I think it's way too late to stop. Now the world knows what transformers can do, how are you going to stop it worldwide? Shut down every data center you can? Have trusted cyber-regulators overseeing every program that runs, in every remaining data center? 

I always promote https://metaethical.ai by @june-ku as the best concrete proposal we have. Understand it and promote it and you might be doing some good. :-) 

Basically we need a lot more Eliezers. We need a lot more AI advocates that tell it like it is, that make us shit our pants, that won't soften their message to appear reasonable. That are actually realistic about timelines and risk. As long as most of the popular advocates keep with the approach of "don't panic, don't be afraid, don't worry, it's doable, if only we remain positive and believe in ourselves" then there is no hope. As long as people will keep lying to themselves to avoid panic, there is no hope. Panic can be treated in many ways, even in the most extreme cases with benzodiazepines. Disaster once it settles has no solution, and it's a lot worse.

It would take a vast proportion of the world to shit their pants and form international organizations for regulation. As long as you can restrict global production and access to supercomputers, you can gain a few decades. Those decades will allow for more measures to be tried.

Formalizing ethics seems like a bad way. We need concrete priorities, not values. Value learning is dangerous. Anyway, like with most other alignment approaches, you'd need centuries for that.
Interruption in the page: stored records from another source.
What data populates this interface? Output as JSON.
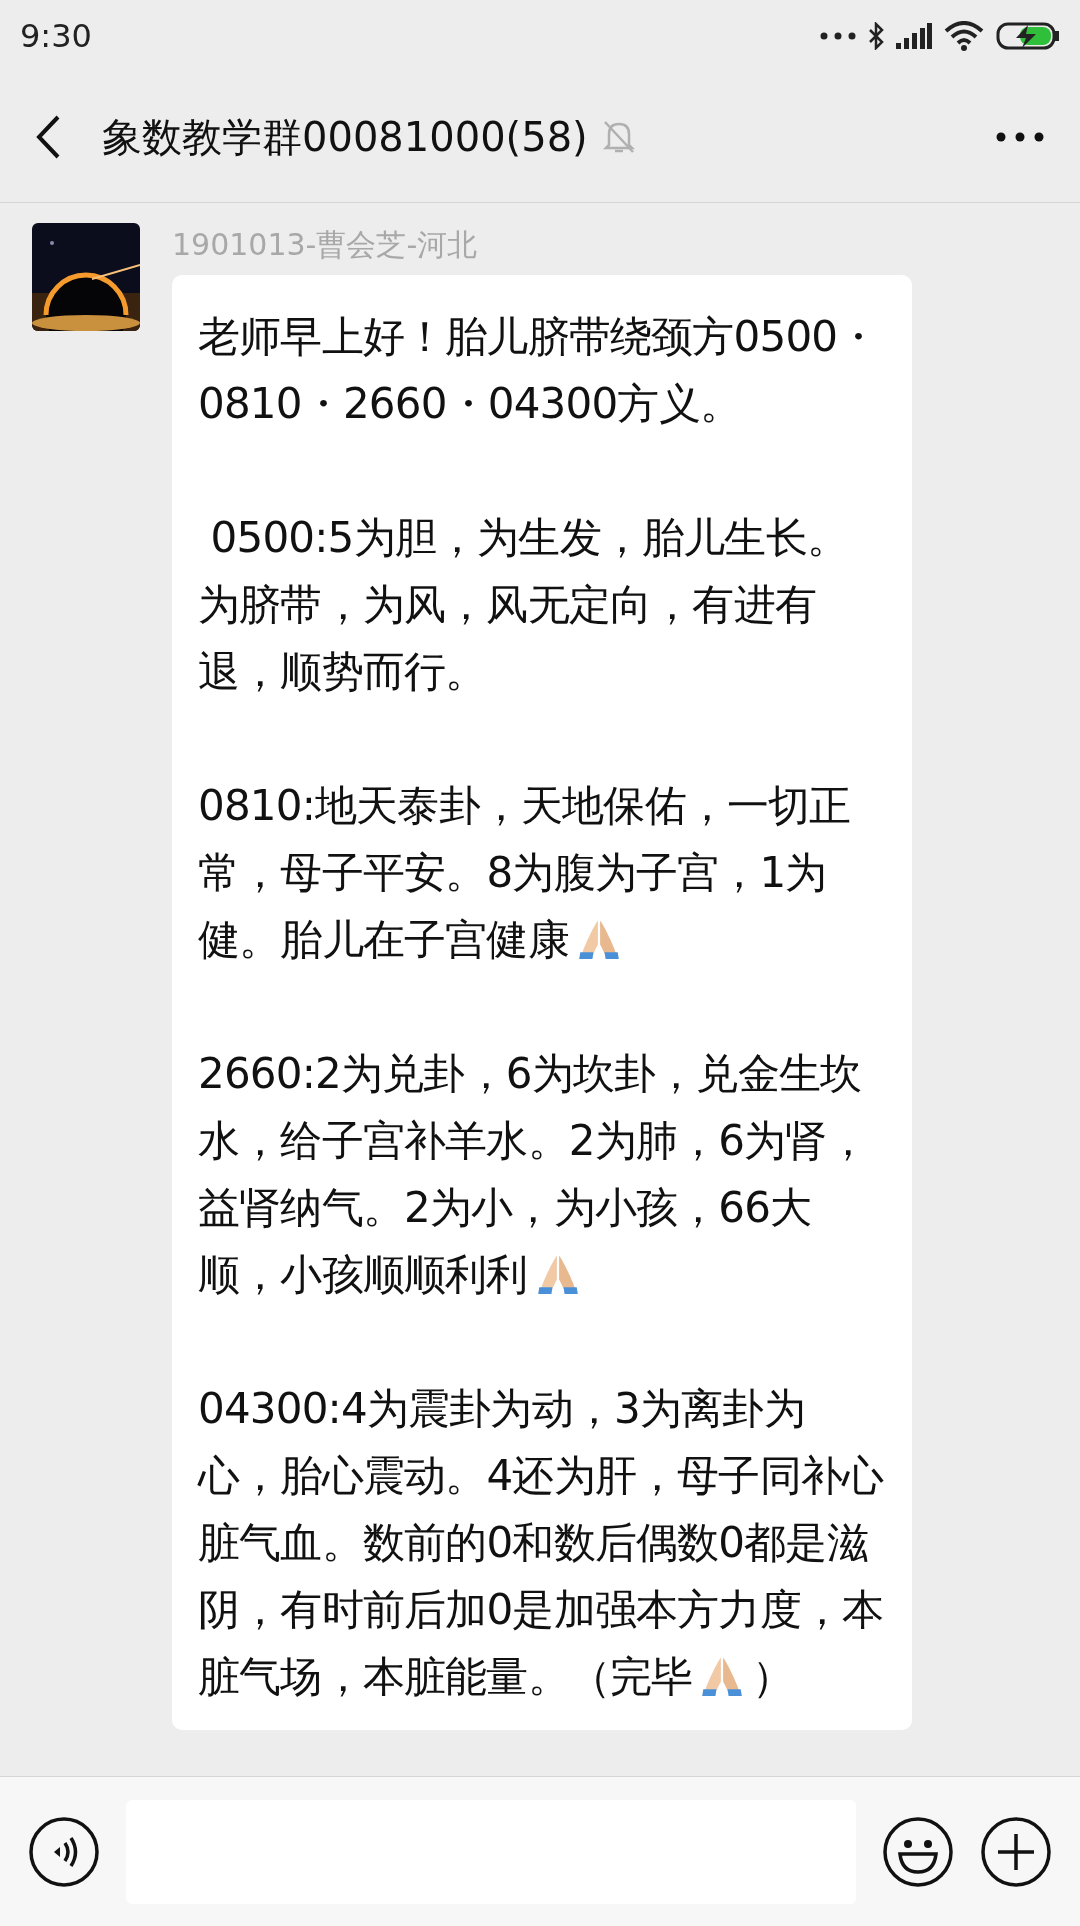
{
  "status_bar": {
    "time": "9:30"
  },
  "header": {
    "title": "象数教学群00081000(58)",
    "muted": true
  },
  "messages": [
    {
      "sender": "1901013-曹会芝-河北",
      "paragraphs": [
        [
          {
            "kind": "text",
            "text": "老师早上好！胎儿脐带绕颈方0500・0810・2660・04300方义。"
          }
        ],
        [
          {
            "kind": "text",
            "text": " 0500:5为胆，为生发，胎儿生长。为脐带，为风，风无定向，有进有退，顺势而行。"
          }
        ],
        [
          {
            "kind": "text",
            "text": "0810:地天泰卦，天地保佑，一切正常，母子平安。8为腹为子宫，1为健。胎儿在子宫健康"
          },
          {
            "kind": "praying-hands"
          }
        ],
        [
          {
            "kind": "text",
            "text": "2660:2为兑卦，6为坎卦，兑金生坎水，给子宫补羊水。2为肺，6为肾，益肾纳气。2为小，为小孩，66大顺，小孩顺顺利利"
          },
          {
            "kind": "praying-hands"
          }
        ],
        [
          {
            "kind": "text",
            "text": "04300:4为震卦为动，3为离卦为心，胎心震动。4还为肝，母子同补心脏气血。数前的0和数后偶数0都是滋阴，有时前后加0是加强本方力度，本脏气场，本脏能量。（完毕"
          },
          {
            "kind": "praying-hands"
          },
          {
            "kind": "text",
            "text": "）"
          }
        ]
      ]
    }
  ]
}
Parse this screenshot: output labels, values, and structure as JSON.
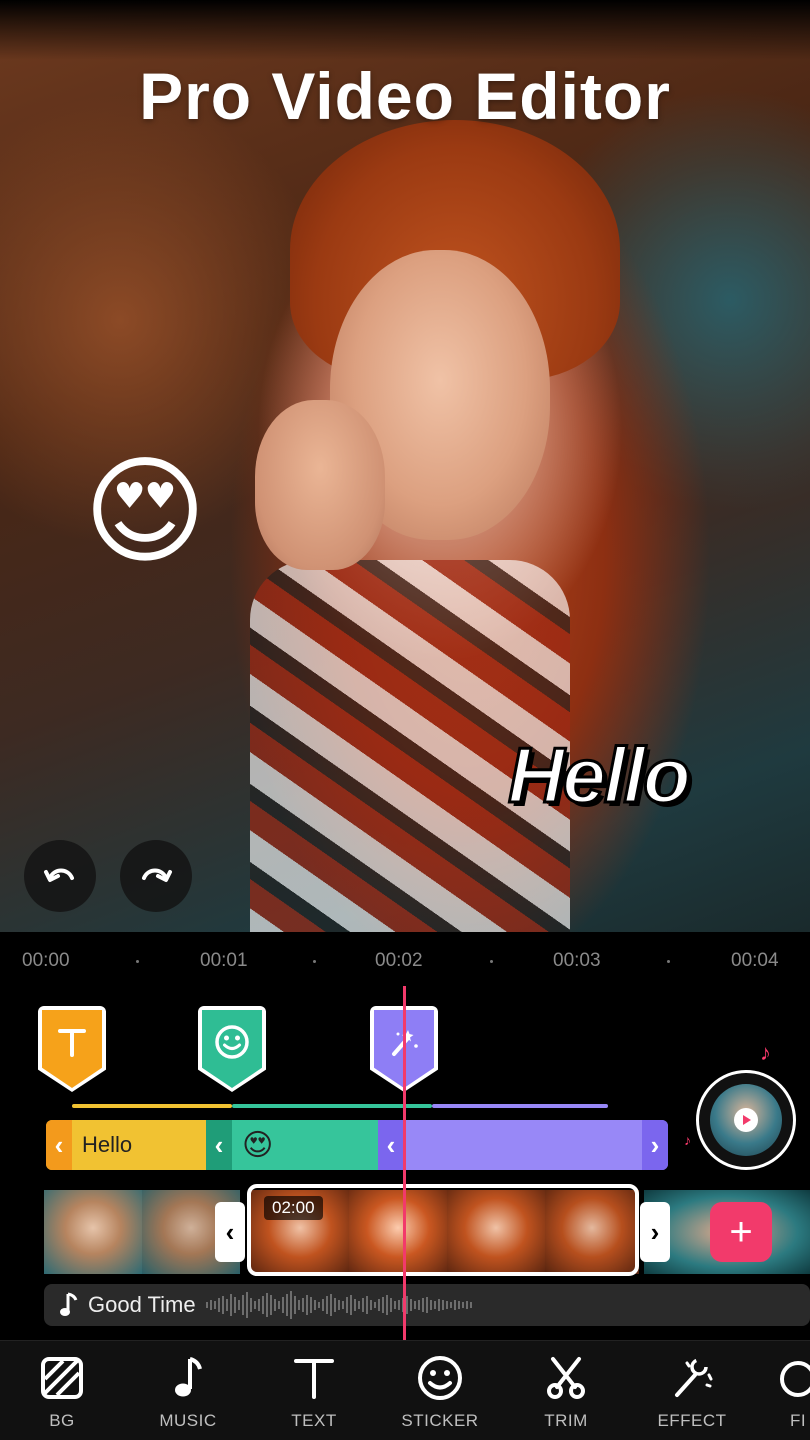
{
  "header": {
    "title": "Pro Video Editor"
  },
  "preview": {
    "emoji_sticker": "😍",
    "text_sticker": "Hello"
  },
  "timeline": {
    "ruler": [
      "00:00",
      "00:01",
      "00:02",
      "00:03",
      "00:04"
    ],
    "layers": {
      "text_label": "Hello",
      "sticker_emoji": "😍"
    },
    "clip_time": "02:00",
    "add_symbol": "+",
    "music_track": "Good Time"
  },
  "toolbar": {
    "items": [
      {
        "label": "BG",
        "icon": "background-icon"
      },
      {
        "label": "MUSIC",
        "icon": "music-note-icon"
      },
      {
        "label": "TEXT",
        "icon": "text-icon"
      },
      {
        "label": "STICKER",
        "icon": "smiley-icon"
      },
      {
        "label": "TRIM",
        "icon": "scissors-icon"
      },
      {
        "label": "EFFECT",
        "icon": "magic-wand-icon"
      },
      {
        "label": "FI",
        "icon": "filter-icon"
      }
    ]
  },
  "colors": {
    "accent": "#f23a6b",
    "text_layer": "#f1c232",
    "sticker_layer": "#36c59b",
    "effect_layer": "#9888f7"
  }
}
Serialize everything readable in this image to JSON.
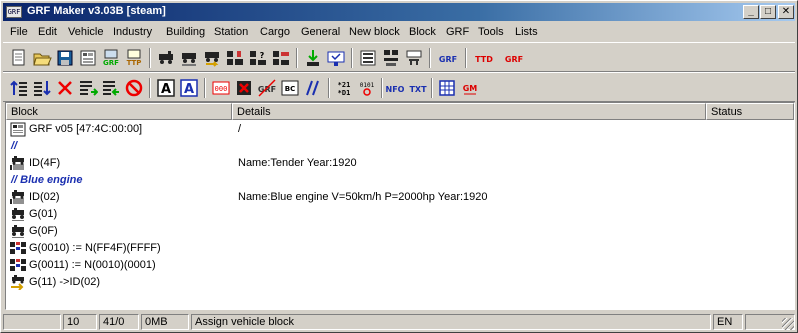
{
  "window": {
    "app_icon": "GRF",
    "title": "GRF Maker v3.03B  [steam]",
    "minimize": "_",
    "maximize": "□",
    "close": "✕"
  },
  "menu": [
    "File",
    "Edit",
    "Vehicle",
    "Industry",
    "Building",
    "Station",
    "Cargo",
    "General",
    "New block",
    "Block",
    "GRF",
    "Tools",
    "Lists"
  ],
  "toolbar1": {
    "icons": [
      "new-file-icon",
      "open-folder-icon",
      "save-icon",
      "grf-info-icon",
      "grf-block-icon",
      "ttp-block-icon",
      "vehicle-id-icon",
      "vehicle-graphics-icon",
      "vehicle-action-icon",
      "new-graphics-icon",
      "sprite-bitmap-icon",
      "grf-sprite-icon",
      "jump-icon",
      "insert-comment-icon",
      "display-icon",
      "sound-table-icon",
      "railtype-icon",
      "grf-red-icon",
      "ttd-label-icon",
      "grf-label-icon"
    ],
    "labels": {
      "grf": "GRF",
      "ttp": "TTP",
      "ttd": "TTD",
      "grf_red": "GRF"
    }
  },
  "toolbar2": {
    "labels": {
      "nfo": "NFO",
      "txt": "TXT",
      "gm": "GM",
      "grf": "GRF",
      "a1": "A",
      "a2": "A",
      "bc": "BC"
    }
  },
  "columns": [
    "Block",
    "Details",
    "Status"
  ],
  "rows": [
    {
      "icon": "grf-header-icon",
      "block": "GRF  v05  [47:4C:00:00]",
      "details": "/",
      "comment": false
    },
    {
      "icon": "",
      "block": "//",
      "details": "",
      "comment": true
    },
    {
      "icon": "vehicle-id-icon",
      "block": "ID(4F)",
      "details": "Name:Tender  Year:1920",
      "comment": false
    },
    {
      "icon": "",
      "block": "//  Blue engine",
      "details": "",
      "comment": true
    },
    {
      "icon": "vehicle-id-icon",
      "block": "ID(02)",
      "details": "Name:Blue engine  V=50km/h  P=2000hp  Year:1920",
      "comment": false
    },
    {
      "icon": "vehicle-graphics-icon",
      "block": "G(01)",
      "details": "",
      "comment": false
    },
    {
      "icon": "vehicle-graphics-icon",
      "block": "G(0F)",
      "details": "",
      "comment": false
    },
    {
      "icon": "variable-block-icon",
      "block": "G(0010) := N(FF4F)(FFFF)",
      "details": "",
      "comment": false
    },
    {
      "icon": "variable-block-icon",
      "block": "G(0011) := N(0010)(0001)",
      "details": "",
      "comment": false
    },
    {
      "icon": "assign-vehicle-icon",
      "block": "G(11) ->ID(02)",
      "details": "",
      "comment": false
    }
  ],
  "status": {
    "count": "10",
    "position": "41/0",
    "memory": "0MB",
    "message": "Assign vehicle block",
    "language": "EN"
  }
}
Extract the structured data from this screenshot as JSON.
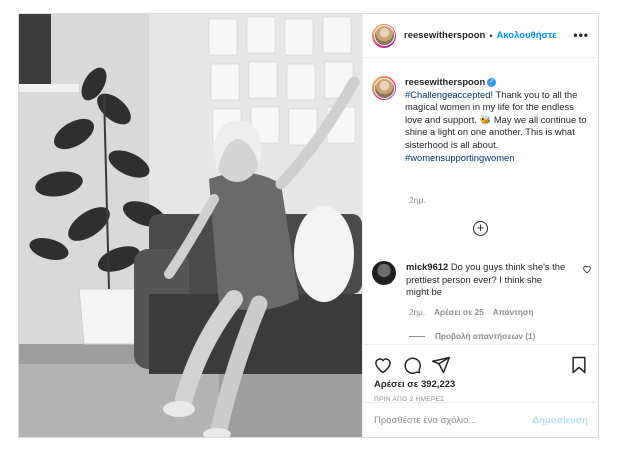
{
  "post": {
    "username": "reesewitherspoon",
    "follow_label": "Ακολουθήστε",
    "more_label": "•••",
    "photo_alt": "photo"
  },
  "caption": {
    "username": "reesewitherspoon",
    "hashtag1": "#Challengeaccepted",
    "text1": "! Thank you to all the magical women in my life for the endless love and support. ",
    "emoji": "🐝",
    "text2": " May we all continue to shine a light on one another. This is what sisterhood is all about. ",
    "hashtag2": "#womensupportingwomen",
    "time_ago": "2ημ."
  },
  "comment": {
    "username": "mick9612",
    "text": "Do you guys think she's the prettiest person ever? I think she might be",
    "time_ago": "2ημ.",
    "likes": "Αρέσει σε 25",
    "reply_label": "Απάντηση",
    "view_replies": "Προβολή απαντήσεων (1)"
  },
  "actions": {
    "likes_text": "Αρέσει σε 392,223",
    "date_text": "ΠΡΙΝ ΑΠΟ 2 ΗΜΕΡΕΣ"
  },
  "add_comment": {
    "placeholder": "Προσθέστε ένα σχόλιο...",
    "post_label": "Δημοσίευση"
  },
  "colors": {
    "accent": "#0095f6",
    "post_disabled": "#b2dffc",
    "hashtag": "#00376b",
    "muted": "#8e8e8e"
  }
}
What's the probability you'll get there in 1-2 decades? I'd say less than 1%. Whereas my approach gives you time, time that can be used to try a multitude of approaches, yours included.

Shock is only present in mammals, which, along with other factors, makes me think that the more complex the brain, the higher the suffering. 

Where did you get that idea? The freeze response is evolutionarily older than the fight or flight response. It's from a time when predators frequently identified their prey by movement.

And by the way, shock is not freeze. Shock is going unconscious from the amount of pain, so that you suffer from say 5 seconds instead of 10 minutes. But like I say just one among many examples and the broader picture is what matters.

I read it somewhere while learning about these things. I might be wrong. It's not too relevant for the broader topic anyway.